• ACTIVITY: Please show every line from the entries that carries the word "Alaska".

---- RECORDS FOR THIS TASK

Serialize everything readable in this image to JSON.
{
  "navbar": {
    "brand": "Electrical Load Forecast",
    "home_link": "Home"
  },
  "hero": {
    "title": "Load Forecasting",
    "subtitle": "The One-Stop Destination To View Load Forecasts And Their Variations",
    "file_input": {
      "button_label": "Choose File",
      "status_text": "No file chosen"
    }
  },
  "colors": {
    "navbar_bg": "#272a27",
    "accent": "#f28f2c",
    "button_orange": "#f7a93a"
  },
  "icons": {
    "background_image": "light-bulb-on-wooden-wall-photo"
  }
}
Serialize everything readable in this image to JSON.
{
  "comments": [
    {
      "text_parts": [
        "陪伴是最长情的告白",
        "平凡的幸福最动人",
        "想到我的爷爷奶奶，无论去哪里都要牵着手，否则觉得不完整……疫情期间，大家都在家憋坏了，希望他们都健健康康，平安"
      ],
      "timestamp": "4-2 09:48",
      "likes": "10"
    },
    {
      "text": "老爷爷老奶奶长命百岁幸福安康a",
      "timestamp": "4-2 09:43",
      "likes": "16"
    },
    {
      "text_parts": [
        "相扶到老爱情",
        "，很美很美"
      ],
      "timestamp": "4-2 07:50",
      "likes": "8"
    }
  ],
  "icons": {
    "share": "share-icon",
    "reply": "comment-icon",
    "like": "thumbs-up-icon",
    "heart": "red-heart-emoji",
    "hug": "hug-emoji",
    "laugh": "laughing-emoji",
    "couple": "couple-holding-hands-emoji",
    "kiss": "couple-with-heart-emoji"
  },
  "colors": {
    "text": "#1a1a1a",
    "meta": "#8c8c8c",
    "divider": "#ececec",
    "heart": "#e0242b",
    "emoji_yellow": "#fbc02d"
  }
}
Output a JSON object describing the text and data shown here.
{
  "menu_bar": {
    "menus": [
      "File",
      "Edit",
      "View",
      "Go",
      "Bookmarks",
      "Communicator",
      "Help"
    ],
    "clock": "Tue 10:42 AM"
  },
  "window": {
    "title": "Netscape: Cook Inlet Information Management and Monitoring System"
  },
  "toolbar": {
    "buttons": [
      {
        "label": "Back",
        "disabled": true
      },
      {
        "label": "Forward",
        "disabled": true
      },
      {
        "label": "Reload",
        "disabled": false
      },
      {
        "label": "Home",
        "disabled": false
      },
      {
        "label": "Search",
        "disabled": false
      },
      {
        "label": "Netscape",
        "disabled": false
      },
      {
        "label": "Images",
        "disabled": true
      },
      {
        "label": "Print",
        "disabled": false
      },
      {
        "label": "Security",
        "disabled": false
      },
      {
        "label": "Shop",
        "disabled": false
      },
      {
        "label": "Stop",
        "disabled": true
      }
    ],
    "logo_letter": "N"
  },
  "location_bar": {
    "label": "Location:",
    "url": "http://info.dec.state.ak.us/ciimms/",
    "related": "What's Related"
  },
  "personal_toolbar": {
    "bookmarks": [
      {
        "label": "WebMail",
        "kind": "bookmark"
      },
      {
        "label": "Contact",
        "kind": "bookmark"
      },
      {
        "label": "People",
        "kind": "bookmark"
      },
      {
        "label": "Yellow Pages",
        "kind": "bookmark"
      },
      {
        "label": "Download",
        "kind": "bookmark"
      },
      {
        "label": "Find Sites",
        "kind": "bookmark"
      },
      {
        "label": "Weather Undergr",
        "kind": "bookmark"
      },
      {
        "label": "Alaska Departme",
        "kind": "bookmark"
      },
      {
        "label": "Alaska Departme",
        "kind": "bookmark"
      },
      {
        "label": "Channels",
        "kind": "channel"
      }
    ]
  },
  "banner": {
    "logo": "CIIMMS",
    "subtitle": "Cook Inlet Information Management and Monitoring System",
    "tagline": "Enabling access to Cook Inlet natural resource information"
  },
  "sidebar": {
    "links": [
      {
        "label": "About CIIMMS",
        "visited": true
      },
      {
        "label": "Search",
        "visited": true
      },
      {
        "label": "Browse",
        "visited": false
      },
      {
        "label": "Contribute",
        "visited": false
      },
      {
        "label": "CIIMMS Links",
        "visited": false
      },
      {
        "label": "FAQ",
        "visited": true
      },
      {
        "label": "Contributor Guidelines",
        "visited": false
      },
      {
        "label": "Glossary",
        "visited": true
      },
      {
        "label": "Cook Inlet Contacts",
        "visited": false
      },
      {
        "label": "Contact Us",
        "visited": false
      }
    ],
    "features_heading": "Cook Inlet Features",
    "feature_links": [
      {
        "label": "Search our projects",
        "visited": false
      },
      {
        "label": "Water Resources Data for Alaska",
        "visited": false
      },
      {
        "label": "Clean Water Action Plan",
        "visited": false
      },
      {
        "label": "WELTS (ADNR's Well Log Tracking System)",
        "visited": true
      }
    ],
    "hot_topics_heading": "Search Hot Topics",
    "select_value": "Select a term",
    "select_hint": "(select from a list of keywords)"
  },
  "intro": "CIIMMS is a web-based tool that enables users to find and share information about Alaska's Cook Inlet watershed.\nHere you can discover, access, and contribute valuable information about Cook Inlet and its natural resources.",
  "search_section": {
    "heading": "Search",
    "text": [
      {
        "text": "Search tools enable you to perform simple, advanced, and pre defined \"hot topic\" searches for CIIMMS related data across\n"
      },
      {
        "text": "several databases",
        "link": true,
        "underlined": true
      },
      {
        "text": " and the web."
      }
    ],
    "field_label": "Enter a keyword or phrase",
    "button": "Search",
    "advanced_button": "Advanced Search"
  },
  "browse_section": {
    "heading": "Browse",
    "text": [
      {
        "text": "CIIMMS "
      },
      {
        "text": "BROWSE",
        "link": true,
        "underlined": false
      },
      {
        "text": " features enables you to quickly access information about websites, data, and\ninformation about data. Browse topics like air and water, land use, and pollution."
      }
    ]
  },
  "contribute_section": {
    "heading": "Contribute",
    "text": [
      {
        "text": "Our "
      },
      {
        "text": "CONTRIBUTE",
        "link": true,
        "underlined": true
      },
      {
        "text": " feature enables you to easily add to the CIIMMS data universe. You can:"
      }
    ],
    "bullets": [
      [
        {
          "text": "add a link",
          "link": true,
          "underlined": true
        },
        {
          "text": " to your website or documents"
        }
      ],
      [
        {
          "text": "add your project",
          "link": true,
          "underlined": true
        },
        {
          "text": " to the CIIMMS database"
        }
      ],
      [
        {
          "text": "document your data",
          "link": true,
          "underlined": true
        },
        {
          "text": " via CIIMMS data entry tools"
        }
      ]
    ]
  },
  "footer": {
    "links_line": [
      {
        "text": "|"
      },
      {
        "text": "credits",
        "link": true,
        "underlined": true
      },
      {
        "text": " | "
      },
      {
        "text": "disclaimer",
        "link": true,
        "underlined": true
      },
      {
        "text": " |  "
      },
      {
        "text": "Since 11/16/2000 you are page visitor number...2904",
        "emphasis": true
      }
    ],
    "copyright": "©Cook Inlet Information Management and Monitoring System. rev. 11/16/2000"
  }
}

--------

• EXPECTED OUTPUT:
        "label": "Alaska Departme",
        "label": "Alaska Departme",
        "label": "Water Resources Data for Alaska",
  "intro": "CIIMMS is a web-based tool that enables users to find and share information about Alaska's Cook Inlet watershed.\nHere you can discover, access, and contribute valuable information about Cook Inlet and its natural resources.",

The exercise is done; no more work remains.